Cooper City Mayor Greg Ross convened a meeting with leaders of Broward County municipalities, which have contracts with the Broward Sheriff's Office, on Wednesday, July 14, 2021 in Cooper City City Hall.  

Mayor Ross extended the invite to the mayors of other Broward County towns and cities that currently contract, or are considering contracting, with BSO for police and/or fire services.  Several mayors, city managers, and commissioners attended the meeting which was also attended by Broward County Mayor Steve Geller.

Prior to the meeting day, BSO had provided notice that Broward County Sheriff Gregory Tony would attend the meeting, where Mayor Ross hoped to engage with the leader of BSO in a more unified approach, instead of continuing the process where BSO meets with individual municipalities when it comes to reviewing and renewing contracts. However, just hours before the meeting was to take place, Mayor Ross received message from BSO that Sheriff Gregory Tony would no longer be attending.  During the meeting, Mayor Ross asked if any top official from BSO was in attendance either in person or online.  His question was met with no responses. 

Among the concerns raised by Mayor Ross and the City Commission are the rising costs, lack of transparency, and lack of control in decision-making associated with public safety.  The City Commission has repeatedly commended the "boots on the ground" that keep our community safe, but Mayor Ross says he is "stonewalled" when attempting to work with administration within the Broward Sheriff's Office.
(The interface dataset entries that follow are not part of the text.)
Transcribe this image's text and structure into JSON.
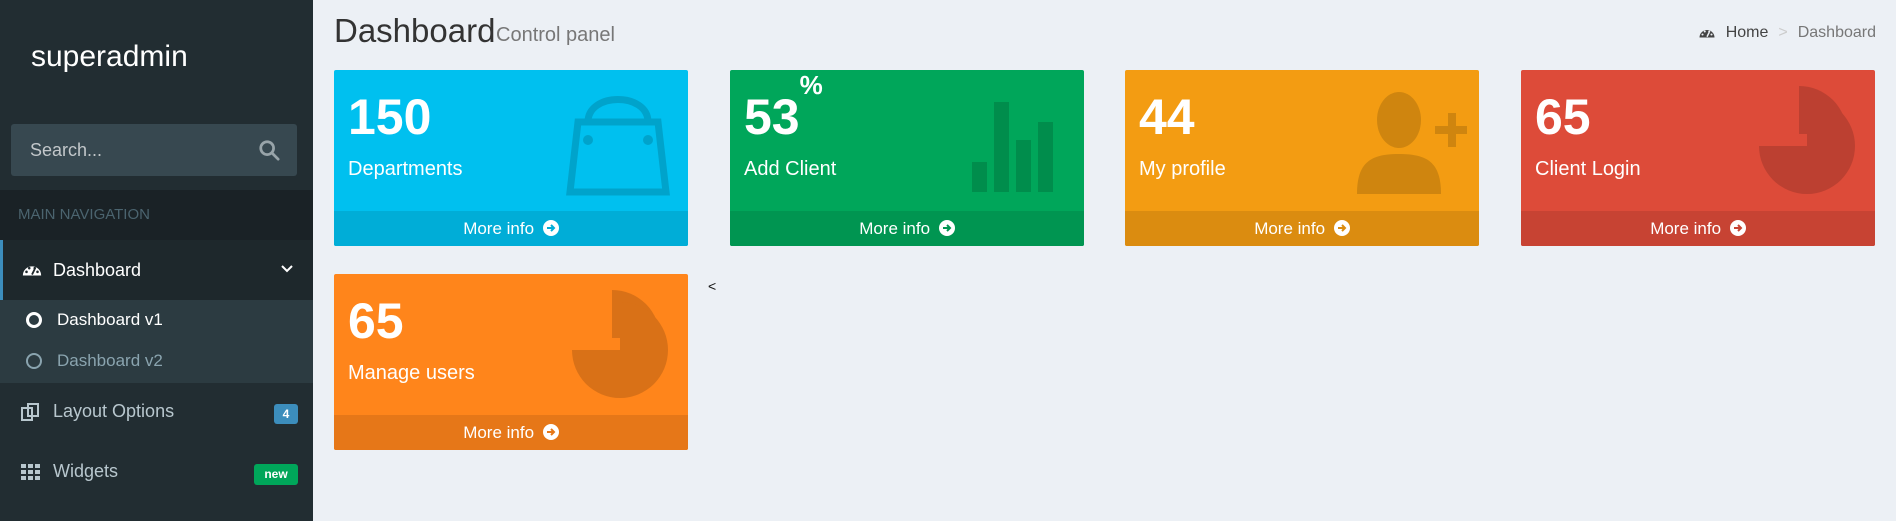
{
  "sidebar": {
    "brand": "superadmin",
    "search_placeholder": "Search...",
    "nav_header": "MAIN NAVIGATION",
    "active_item": {
      "label": "Dashboard",
      "icon": "dashboard-icon"
    },
    "subitems": [
      {
        "label": "Dashboard v1",
        "icon": "circle-icon"
      },
      {
        "label": "Dashboard v2",
        "icon": "circle-icon"
      }
    ],
    "items": [
      {
        "label": "Layout Options",
        "icon": "files-icon",
        "badge": "4",
        "badge_color": "#3c8dbc"
      },
      {
        "label": "Widgets",
        "icon": "grid-icon",
        "badge": "new",
        "badge_color": "#00a65a"
      }
    ]
  },
  "header": {
    "title": "Dashboard",
    "subtitle": "Control panel",
    "breadcrumb": [
      "Home",
      ">",
      "Dashboard"
    ]
  },
  "boxes": [
    {
      "value": "150",
      "suffix": "",
      "label": "Departments",
      "footer": "More info",
      "color": "#00c0ef",
      "icon": "shopping-bag-icon"
    },
    {
      "value": "53",
      "suffix": "%",
      "label": "Add Client",
      "footer": "More info",
      "color": "#00a65a",
      "icon": "bar-chart-icon"
    },
    {
      "value": "44",
      "suffix": "",
      "label": "My profile",
      "footer": "More info",
      "color": "#f39c12",
      "icon": "user-plus-icon"
    },
    {
      "value": "65",
      "suffix": "",
      "label": "Client Login",
      "footer": "More info",
      "color": "#dd4b39",
      "icon": "pie-chart-icon"
    },
    {
      "value": "65",
      "suffix": "",
      "label": "Manage users",
      "footer": "More info",
      "color": "#ff851b",
      "icon": "pie-chart-icon"
    }
  ],
  "stray_text": "<"
}
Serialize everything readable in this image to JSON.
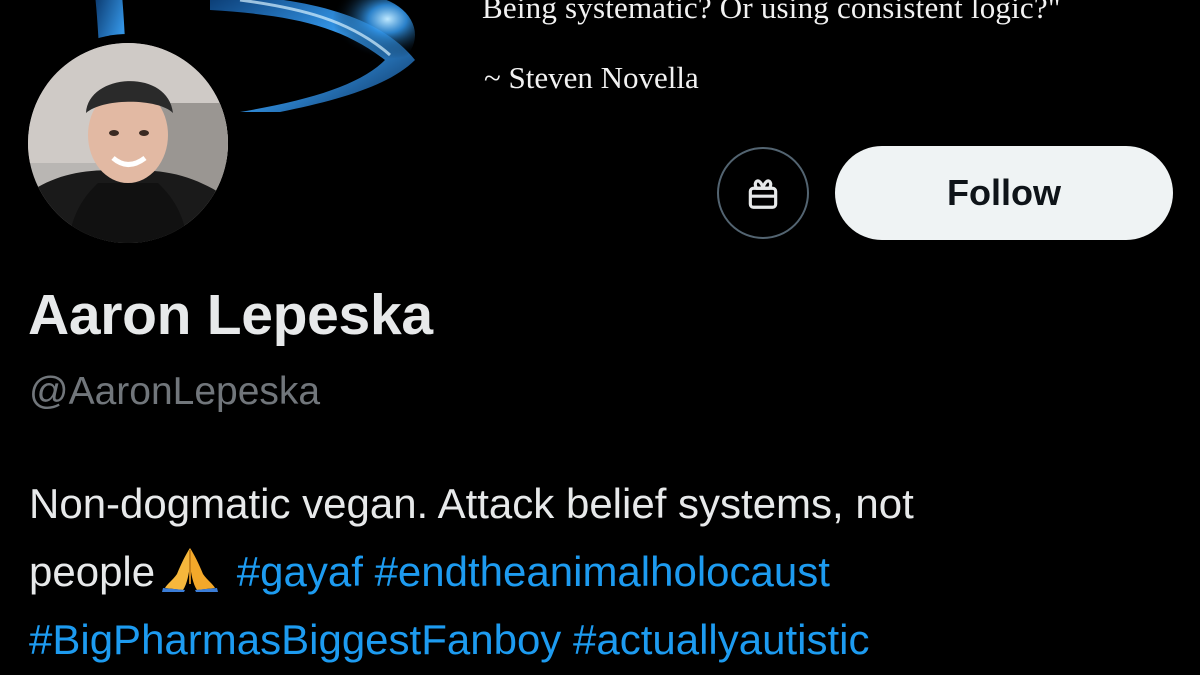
{
  "banner": {
    "quote_line": "Being systematic? Or using consistent logic?\"",
    "quote_author": "~ Steven Novella"
  },
  "profile": {
    "display_name": "Aaron Lepeska",
    "handle": "@AaronLepeska"
  },
  "actions": {
    "gift_icon": "gift-icon",
    "follow_label": "Follow"
  },
  "bio": {
    "line1": "Non-dogmatic vegan. Attack belief systems, not",
    "line2_text": "people",
    "emoji": "folded-hands-emoji",
    "hashtags": [
      "#gayaf",
      "#endtheanimalholocaust",
      "#BigPharmasBiggestFanboy",
      "#actuallyautistic"
    ]
  },
  "colors": {
    "background": "#000000",
    "text_primary": "#e7e9ea",
    "text_secondary": "#71767b",
    "link": "#1d9bf0",
    "follow_bg": "#eff3f4",
    "follow_text": "#0f1419",
    "border": "#536471"
  }
}
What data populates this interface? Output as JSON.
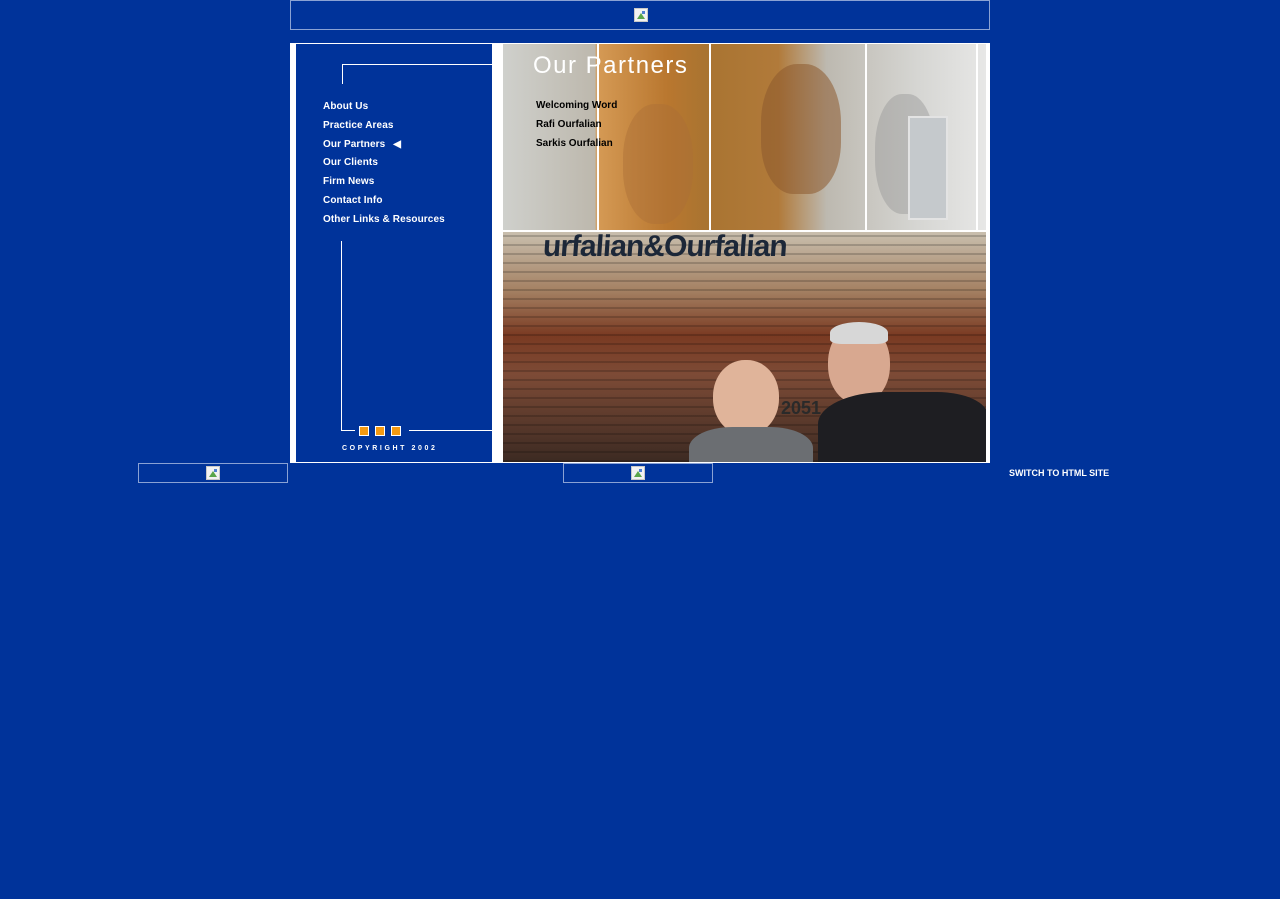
{
  "colors": {
    "background": "#00339a",
    "accent_squares": "#f39a13",
    "text": "#ffffff"
  },
  "nav": {
    "items": [
      {
        "label": "About Us"
      },
      {
        "label": "Practice Areas"
      },
      {
        "label": "Our Partners"
      },
      {
        "label": "Our Clients"
      },
      {
        "label": "Firm News"
      },
      {
        "label": "Contact Info"
      },
      {
        "label": "Other Links & Resources"
      }
    ],
    "active_marker": "◀",
    "copyright": "COPYRIGHT 2002"
  },
  "content": {
    "title": "Our Partners",
    "sub_items": [
      {
        "label": "Welcoming Word"
      },
      {
        "label": "Rafi Ourfalian"
      },
      {
        "label": "Sarkis Ourfalian"
      }
    ],
    "building_sign": "urfalian&Ourfalian",
    "building_number": "2051"
  },
  "footer": {
    "switch_label": "SWITCH TO HTML SITE"
  }
}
During fiscal year 2021, Cooper City is paying the Broward Sheriff's Office a total of $24,290,833.  The payment is for both police and fire services.  Within Cooper City's current contract with the Broward Sheriff's Office, payment each year can be increased by up to five percent.  According to Mayor Ross and members of the City Commission, this potential increase each year is unsustainable.  It is one of the main factors in the City Commission's directive to City Manager Joseph Napoli to explore other options when it comes to providing for the community's public safety.